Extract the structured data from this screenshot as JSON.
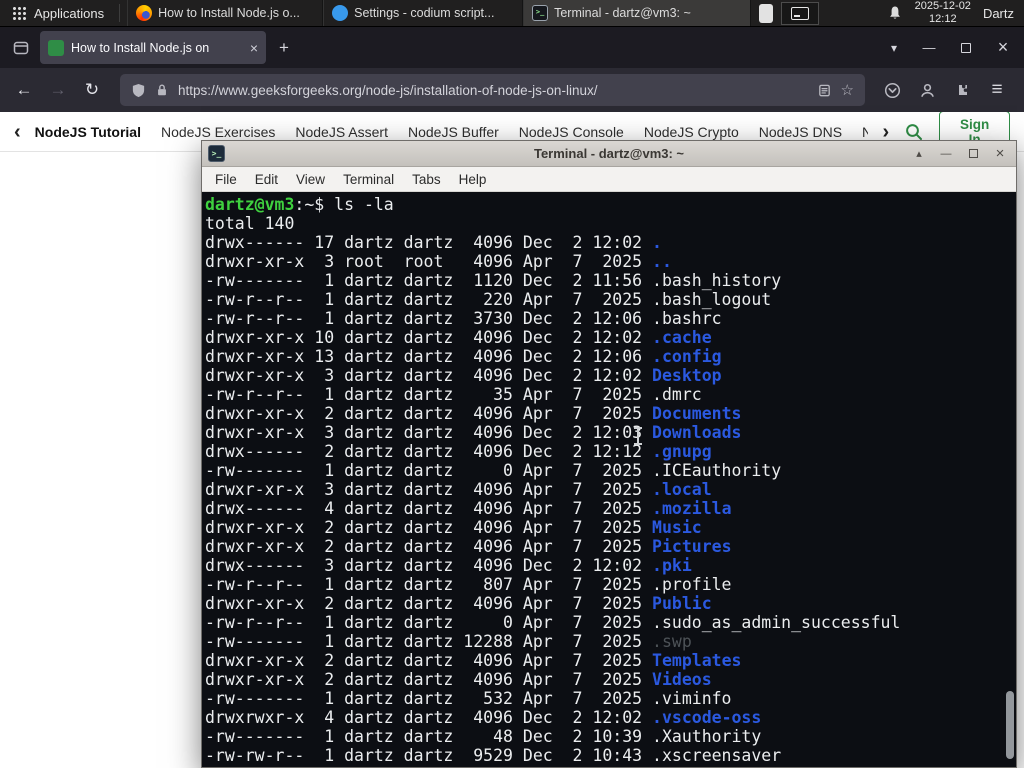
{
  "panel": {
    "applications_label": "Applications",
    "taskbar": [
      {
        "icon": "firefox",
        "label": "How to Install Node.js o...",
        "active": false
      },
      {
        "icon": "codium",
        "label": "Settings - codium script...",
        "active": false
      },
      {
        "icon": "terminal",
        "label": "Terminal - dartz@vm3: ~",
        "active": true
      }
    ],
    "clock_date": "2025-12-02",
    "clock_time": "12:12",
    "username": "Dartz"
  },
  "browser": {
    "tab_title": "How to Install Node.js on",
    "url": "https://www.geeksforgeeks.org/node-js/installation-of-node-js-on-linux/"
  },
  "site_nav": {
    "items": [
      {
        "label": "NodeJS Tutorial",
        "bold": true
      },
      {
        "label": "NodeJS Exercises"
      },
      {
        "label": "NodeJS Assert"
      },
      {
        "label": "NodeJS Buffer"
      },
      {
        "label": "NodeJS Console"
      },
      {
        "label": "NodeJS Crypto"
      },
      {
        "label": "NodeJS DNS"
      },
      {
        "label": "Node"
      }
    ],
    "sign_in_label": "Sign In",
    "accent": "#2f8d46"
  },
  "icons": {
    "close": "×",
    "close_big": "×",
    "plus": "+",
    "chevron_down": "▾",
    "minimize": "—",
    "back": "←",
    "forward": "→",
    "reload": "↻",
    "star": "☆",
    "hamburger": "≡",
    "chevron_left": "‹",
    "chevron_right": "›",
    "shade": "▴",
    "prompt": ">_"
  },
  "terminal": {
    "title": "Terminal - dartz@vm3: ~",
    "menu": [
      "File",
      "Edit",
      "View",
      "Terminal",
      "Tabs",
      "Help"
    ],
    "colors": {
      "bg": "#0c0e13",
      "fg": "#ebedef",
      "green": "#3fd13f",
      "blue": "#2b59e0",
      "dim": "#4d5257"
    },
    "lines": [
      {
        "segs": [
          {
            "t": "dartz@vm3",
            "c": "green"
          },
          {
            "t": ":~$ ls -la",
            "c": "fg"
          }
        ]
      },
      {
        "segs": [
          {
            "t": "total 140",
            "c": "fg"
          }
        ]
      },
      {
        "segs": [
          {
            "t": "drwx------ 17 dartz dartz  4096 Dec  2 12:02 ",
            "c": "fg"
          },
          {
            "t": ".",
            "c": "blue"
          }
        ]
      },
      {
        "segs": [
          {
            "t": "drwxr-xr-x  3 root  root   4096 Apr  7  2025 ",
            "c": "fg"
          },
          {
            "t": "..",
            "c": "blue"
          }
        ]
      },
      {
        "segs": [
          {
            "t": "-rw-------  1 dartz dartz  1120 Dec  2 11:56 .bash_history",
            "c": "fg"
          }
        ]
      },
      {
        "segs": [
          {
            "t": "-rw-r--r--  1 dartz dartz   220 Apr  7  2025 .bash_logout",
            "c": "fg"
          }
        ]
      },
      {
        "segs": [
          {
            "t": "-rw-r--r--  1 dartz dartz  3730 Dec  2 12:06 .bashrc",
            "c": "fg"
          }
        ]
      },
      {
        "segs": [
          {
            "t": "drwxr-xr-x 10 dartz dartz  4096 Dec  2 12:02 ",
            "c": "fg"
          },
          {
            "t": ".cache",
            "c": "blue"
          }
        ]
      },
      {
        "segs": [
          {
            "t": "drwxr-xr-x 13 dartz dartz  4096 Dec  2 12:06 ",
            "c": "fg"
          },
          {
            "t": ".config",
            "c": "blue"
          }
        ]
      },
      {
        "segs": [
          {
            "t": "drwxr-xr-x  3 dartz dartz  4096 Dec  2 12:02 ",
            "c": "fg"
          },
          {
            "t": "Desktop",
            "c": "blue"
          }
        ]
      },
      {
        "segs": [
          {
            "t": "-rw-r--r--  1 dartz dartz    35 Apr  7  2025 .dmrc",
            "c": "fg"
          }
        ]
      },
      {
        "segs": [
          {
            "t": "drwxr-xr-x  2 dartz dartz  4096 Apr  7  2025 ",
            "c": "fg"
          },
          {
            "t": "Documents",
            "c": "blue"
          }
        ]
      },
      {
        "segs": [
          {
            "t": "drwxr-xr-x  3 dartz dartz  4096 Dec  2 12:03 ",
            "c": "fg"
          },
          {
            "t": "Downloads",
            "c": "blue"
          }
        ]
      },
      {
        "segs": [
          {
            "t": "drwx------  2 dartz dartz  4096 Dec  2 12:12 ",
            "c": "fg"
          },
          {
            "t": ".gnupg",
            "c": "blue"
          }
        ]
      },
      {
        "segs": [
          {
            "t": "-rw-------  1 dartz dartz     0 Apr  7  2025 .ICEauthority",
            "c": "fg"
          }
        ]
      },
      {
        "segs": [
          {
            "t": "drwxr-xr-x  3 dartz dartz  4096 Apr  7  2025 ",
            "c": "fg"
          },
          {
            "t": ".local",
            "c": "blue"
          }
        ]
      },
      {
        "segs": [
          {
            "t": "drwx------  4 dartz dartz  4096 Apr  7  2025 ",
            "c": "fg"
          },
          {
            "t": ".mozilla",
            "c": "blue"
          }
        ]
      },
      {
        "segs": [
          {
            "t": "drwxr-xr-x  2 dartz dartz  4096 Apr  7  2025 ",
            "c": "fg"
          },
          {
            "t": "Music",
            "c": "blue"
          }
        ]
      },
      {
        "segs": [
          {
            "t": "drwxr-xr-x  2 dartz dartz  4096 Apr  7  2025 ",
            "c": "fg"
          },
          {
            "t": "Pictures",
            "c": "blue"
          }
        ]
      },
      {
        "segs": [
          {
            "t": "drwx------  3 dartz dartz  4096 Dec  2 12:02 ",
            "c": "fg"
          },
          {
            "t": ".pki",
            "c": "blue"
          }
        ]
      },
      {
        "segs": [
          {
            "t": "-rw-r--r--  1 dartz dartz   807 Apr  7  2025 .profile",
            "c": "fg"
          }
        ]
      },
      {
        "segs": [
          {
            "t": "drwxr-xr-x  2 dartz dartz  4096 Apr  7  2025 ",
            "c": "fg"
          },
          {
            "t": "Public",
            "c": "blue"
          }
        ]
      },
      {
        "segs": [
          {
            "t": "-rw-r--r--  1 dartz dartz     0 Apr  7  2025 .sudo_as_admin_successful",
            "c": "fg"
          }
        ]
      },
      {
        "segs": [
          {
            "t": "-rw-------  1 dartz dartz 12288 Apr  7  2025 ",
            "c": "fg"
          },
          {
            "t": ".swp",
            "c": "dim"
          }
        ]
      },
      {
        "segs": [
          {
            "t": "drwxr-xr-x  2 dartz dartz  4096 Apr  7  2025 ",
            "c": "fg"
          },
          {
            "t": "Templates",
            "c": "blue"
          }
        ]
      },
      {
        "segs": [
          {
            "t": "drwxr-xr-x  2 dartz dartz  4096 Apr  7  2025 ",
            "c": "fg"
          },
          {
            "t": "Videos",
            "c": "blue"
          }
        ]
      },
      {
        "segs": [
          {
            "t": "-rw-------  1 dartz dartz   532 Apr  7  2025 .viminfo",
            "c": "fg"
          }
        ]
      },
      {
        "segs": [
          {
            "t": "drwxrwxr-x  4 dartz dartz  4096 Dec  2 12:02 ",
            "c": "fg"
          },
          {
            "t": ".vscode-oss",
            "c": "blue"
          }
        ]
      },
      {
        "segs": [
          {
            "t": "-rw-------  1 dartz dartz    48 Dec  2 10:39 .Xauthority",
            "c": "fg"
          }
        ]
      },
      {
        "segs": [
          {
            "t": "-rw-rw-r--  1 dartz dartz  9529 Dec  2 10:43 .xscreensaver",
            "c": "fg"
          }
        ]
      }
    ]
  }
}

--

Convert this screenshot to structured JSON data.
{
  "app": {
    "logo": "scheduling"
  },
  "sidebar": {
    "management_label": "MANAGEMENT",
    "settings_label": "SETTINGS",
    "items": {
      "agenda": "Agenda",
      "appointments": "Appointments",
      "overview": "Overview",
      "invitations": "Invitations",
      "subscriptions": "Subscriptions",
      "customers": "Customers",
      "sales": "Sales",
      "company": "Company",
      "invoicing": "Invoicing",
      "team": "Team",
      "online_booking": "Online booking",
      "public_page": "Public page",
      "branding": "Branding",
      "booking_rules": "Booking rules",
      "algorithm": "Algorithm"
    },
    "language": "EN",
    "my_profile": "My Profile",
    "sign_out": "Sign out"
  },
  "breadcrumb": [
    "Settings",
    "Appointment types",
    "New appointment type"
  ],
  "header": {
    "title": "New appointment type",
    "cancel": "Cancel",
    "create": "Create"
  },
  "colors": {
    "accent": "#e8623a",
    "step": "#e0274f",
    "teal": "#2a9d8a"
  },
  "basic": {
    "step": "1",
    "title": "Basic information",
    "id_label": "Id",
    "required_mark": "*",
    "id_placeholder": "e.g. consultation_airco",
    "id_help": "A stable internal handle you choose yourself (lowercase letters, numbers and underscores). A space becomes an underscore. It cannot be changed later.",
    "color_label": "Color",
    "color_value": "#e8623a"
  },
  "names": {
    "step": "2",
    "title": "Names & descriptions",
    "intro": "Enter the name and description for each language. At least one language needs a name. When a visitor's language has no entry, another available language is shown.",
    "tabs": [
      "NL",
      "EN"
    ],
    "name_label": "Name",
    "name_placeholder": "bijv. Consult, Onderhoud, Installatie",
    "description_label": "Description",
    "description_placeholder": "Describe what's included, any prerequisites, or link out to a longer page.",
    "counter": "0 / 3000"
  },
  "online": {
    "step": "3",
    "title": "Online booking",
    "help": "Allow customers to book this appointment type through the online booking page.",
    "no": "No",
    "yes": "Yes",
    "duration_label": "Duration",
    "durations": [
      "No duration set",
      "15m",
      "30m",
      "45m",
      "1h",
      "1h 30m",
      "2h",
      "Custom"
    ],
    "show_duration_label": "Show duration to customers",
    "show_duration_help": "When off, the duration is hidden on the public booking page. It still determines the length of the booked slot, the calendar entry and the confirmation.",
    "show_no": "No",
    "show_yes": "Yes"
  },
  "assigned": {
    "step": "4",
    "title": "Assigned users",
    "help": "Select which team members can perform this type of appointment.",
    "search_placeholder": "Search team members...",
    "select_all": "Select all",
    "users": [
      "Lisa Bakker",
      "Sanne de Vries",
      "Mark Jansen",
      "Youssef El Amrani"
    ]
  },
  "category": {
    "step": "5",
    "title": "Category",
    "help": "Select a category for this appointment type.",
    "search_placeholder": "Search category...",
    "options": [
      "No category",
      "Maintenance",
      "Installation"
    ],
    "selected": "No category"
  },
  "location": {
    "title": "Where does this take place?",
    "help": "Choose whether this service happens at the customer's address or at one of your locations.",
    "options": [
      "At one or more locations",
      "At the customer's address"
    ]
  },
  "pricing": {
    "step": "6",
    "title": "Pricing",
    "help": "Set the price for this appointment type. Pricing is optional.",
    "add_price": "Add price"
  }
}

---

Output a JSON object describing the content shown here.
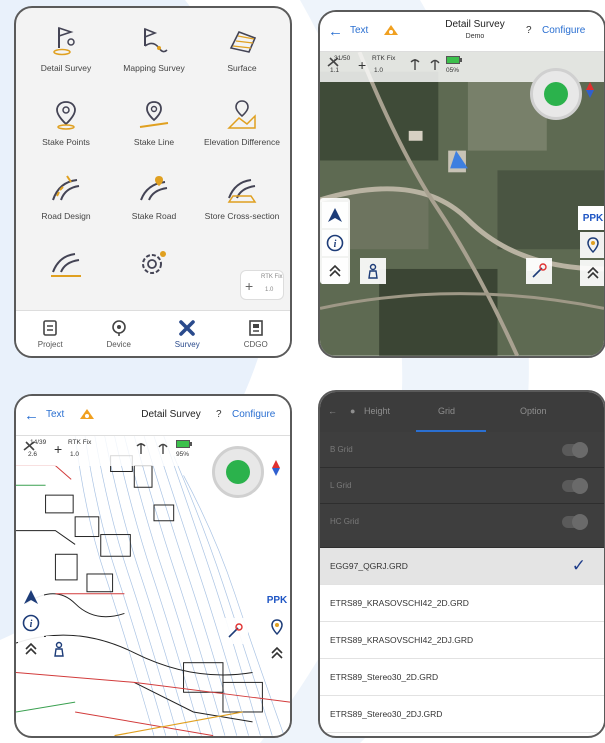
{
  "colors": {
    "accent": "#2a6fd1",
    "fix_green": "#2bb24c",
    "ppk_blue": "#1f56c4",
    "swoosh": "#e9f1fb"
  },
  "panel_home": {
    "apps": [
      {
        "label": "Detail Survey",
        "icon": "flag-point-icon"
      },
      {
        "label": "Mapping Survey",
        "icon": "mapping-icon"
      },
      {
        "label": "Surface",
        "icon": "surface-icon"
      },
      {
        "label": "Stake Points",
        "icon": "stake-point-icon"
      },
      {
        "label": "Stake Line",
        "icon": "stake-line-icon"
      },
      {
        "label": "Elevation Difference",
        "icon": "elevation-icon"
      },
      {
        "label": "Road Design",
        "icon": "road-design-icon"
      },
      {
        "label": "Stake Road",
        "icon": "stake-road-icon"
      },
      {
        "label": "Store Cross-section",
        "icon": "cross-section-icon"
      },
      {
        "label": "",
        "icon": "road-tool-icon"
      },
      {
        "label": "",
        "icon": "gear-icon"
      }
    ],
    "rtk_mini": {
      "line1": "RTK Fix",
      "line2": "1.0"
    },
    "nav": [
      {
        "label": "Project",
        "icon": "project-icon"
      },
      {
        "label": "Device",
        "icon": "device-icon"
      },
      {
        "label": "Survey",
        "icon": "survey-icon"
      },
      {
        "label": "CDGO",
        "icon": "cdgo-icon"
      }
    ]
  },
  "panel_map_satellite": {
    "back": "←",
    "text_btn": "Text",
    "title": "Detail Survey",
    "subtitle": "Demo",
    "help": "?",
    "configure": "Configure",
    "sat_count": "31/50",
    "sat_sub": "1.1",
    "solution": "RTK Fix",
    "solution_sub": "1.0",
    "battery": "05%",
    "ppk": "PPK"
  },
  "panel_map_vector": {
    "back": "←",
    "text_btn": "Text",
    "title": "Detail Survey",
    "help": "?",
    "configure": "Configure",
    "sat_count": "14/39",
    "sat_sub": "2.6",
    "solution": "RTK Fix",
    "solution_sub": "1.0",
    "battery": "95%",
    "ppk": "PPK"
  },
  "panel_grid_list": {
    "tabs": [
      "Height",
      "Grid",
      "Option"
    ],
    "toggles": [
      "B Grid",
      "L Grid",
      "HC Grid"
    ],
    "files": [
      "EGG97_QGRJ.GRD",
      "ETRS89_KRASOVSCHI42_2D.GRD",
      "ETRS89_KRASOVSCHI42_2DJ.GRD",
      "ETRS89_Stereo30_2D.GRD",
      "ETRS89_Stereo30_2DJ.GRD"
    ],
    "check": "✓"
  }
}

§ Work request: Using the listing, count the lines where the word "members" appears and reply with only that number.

§ Expected answer: 2